and they said, ``Look, anything that's going to break or potentially break that focus and cause any kind of distraction may have an effect on cohesion.'' I don't want to permit that opportunity to happen. And I'll tell you why. If you go up to Bethesda ..... Marines are up there with no legs, none. We've got Marines at Walter Reed with no limbs.
General Casey said:
I believe that the implementation of the repeal of Don't Ask, Don't Tell in the near term will, one, add another level of stress to an already stretched force; two, be more difficult in our combat arms units; and, three, be more difficult for the Army than the report suggests.
General Schwartz basically said the same thing.
I have heard from thousands--thousands--of Active-Duty and retired military personnel. I have heard from them, and they are saying: Senator McCain, it isn't broke, and don't fix it.
So all of this talk about how it is a civil rights issue and equality, the fact is, the military has the highest recruiting and highest retention than at any other time in its history. So I understand the other side's argument as to their social, political agenda. But to somehow allege that it has harmed our military is not justified by the facts.
I hope everybody recognizes this debate is not about the broader social issues that are being discussed in our society, but what is in the best interest of our national security and our military during the time of war.
Now, I am aware this vote will probably pass today in a lameduck session, and there will be high-fives all over the liberal bastions of America. We will see the talk shows tomorrow--a bunch of people talking about how great it is. Most of them never have served in the military or maybe even not even known someone in the military.
And, you know, we will repeal it; all over America there will be gold stars put up in windows in the rural towns and communities all over America that do not partake in the elite schools that bar military recruiters from campus, that do not partake in the salons of Georgetown and the other liberal bastions around the country. But there will be additional sacrifice. I hear that from master sergeants. I hear that from junior officers. I hear that from leaders.

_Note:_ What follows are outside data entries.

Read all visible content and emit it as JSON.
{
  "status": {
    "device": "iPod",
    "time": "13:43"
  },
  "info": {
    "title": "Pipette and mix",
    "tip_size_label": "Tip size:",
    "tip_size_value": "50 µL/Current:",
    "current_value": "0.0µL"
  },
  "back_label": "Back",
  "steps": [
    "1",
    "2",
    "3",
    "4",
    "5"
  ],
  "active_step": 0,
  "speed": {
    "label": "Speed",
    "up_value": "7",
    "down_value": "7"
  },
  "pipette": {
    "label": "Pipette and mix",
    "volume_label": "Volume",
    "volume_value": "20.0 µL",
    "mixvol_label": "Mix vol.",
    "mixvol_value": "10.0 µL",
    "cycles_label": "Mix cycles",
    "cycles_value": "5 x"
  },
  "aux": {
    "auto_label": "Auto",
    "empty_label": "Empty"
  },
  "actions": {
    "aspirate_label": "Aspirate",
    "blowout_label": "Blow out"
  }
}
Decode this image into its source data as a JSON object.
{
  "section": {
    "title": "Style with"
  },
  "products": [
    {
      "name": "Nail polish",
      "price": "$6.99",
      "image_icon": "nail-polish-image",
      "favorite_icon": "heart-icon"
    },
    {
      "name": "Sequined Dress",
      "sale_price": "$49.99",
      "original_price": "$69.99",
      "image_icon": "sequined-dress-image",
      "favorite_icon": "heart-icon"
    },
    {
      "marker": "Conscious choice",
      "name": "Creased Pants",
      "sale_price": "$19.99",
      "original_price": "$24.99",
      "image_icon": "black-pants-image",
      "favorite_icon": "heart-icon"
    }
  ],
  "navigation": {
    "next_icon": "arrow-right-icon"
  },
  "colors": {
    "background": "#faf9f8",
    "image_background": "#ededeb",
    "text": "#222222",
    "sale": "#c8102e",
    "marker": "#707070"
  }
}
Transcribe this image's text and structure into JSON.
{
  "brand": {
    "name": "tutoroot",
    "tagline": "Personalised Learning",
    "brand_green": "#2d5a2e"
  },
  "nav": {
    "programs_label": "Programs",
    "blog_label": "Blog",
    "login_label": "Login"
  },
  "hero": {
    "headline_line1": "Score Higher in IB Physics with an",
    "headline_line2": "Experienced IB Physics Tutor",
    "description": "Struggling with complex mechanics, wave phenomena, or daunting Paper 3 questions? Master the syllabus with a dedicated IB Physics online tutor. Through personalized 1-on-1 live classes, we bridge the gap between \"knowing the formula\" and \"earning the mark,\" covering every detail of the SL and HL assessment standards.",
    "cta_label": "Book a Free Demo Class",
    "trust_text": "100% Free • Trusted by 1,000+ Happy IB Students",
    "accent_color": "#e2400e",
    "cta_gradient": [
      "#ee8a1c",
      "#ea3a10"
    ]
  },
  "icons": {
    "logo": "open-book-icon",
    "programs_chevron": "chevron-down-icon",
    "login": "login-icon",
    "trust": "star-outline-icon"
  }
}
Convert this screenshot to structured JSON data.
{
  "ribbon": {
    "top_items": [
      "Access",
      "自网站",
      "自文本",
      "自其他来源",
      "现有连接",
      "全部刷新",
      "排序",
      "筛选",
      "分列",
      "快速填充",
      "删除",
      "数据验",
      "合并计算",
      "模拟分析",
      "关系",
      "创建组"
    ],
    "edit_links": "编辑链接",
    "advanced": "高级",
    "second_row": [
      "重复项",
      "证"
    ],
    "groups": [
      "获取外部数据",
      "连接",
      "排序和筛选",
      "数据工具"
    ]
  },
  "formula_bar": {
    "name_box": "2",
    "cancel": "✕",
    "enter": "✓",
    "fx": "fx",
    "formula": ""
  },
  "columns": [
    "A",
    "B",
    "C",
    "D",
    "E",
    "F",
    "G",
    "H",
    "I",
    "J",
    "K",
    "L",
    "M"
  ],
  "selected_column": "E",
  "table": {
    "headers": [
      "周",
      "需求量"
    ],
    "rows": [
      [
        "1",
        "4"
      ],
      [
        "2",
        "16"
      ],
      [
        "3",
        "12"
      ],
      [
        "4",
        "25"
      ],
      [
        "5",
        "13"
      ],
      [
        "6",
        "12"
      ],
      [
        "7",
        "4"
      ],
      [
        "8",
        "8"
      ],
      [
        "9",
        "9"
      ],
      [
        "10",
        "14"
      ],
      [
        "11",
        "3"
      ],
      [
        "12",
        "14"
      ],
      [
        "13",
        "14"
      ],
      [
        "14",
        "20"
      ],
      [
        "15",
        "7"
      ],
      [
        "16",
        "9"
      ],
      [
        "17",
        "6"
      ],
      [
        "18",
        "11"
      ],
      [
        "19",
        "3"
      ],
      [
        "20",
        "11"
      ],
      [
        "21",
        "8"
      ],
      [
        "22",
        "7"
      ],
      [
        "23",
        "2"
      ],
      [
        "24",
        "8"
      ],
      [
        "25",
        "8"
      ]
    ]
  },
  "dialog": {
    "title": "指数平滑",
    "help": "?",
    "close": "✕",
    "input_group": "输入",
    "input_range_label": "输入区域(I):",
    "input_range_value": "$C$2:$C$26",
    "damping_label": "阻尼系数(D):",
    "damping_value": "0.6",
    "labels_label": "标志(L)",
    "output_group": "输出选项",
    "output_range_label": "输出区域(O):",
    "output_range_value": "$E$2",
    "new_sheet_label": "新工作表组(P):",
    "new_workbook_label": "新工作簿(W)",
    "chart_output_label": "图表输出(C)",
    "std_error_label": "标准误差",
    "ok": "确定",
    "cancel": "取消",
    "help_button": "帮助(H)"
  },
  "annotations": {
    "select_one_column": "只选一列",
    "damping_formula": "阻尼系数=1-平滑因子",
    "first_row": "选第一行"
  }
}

So I am confident that with this repeal our military--the best in the world--will salute and do the best they can to carry out the orders of the Commander in Chief. That is the nature--that is the nature--of our military, and I could not be more proud of them in the performance that they have given us in Iraq and Afghanistan, and before that other conflicts. They will do what is asked of them.
But do not think it will not be at great cost. I will never forget being, just a few weeks ago, at Kandahar. An Army sergeant major, with five tours in Iraq and Afghanistan, in a forward operating base, said: Senator McCain, we live together. We sleep together. We eat together. Unit cohesion is what makes us succeed.
So I hope when we pass this legislation we will understand we are doing great damage, and we could possibly and probably--as the Commandant of the Marine Corps said; and I have been told by literally thousands of members of the military--harm the battle effectiveness which is so vital to the survival of our young men and women in the military.
Mr. President, I yield the remainder of my time.
BREAK IN TRANSCRIPT